The federal government spent almost $43 million in taxpayer money to build a gas station in Afghanistan, according to a special inspector general report released Monday.
The Islamic terror threat in Afghanistan is expanding and poses new threats to the U.S. homeland as the Taliban, al Qaeda, and now the Islamic State build up forces inside the war-torn Southwest Asian state.
U.S. special operations analysts were analyzing a hospital in Kunduz, Afghanistan, days before it was destroyed in an airstrike amid suspicions it was the site of a Pakistani operative helping the Taliban organize.
President Obama plans to announce Thursday that he will keep 5,500 U.S. troops in Afghanistan into 2017 and maintain the current level of 9,800 troops through “most of 2016.”
Twenty-nine Afghan border police officers were slain by insurgents after the Taliban stormed two check points in the southern Helmand province, an Afghan official said.
The Taliban has more reach in Afghanistan than it has maintained since American forces facilitated the group’s ouster in 2001, according to data from the United Nations gathered in early September.
Rep. Brad Wenstrup (R., Ohio), an Iraq war veteran, said Wednesday that President Obama’s plan to scale back troops in Afghanistan would leave a “vacuum” in which the Taliban will rise as the Islamic State did in Iraq.

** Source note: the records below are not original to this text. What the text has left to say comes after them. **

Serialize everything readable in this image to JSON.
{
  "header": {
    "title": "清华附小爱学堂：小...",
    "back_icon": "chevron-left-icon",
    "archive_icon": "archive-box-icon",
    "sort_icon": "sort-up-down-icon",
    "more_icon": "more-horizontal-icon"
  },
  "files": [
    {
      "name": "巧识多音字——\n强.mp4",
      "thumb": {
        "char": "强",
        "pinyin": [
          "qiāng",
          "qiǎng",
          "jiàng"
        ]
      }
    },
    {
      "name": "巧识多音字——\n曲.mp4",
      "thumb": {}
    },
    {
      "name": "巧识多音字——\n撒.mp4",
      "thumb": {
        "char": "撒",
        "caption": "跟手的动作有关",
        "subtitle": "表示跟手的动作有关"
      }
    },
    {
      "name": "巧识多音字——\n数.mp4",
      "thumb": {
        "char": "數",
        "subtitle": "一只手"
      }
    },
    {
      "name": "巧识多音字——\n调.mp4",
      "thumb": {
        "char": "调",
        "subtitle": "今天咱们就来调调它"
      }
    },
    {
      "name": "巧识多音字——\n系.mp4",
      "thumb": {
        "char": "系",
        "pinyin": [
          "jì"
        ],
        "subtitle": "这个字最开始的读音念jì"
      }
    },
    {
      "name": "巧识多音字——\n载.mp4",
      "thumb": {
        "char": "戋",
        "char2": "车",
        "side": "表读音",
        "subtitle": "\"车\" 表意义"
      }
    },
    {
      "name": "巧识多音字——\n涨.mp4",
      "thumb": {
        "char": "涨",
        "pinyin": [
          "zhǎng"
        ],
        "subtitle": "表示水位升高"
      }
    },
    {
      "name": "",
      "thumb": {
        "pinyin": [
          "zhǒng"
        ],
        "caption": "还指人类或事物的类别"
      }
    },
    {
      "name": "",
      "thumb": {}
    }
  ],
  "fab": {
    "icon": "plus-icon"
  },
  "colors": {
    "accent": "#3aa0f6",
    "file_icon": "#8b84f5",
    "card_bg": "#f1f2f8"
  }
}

The commander of U.S. forces in Afghanistan admitted Tuesday that the U.S. “mistakenly” launched the airstrike on a hospital in Kunduz, Afghanistan, that killed 22 people.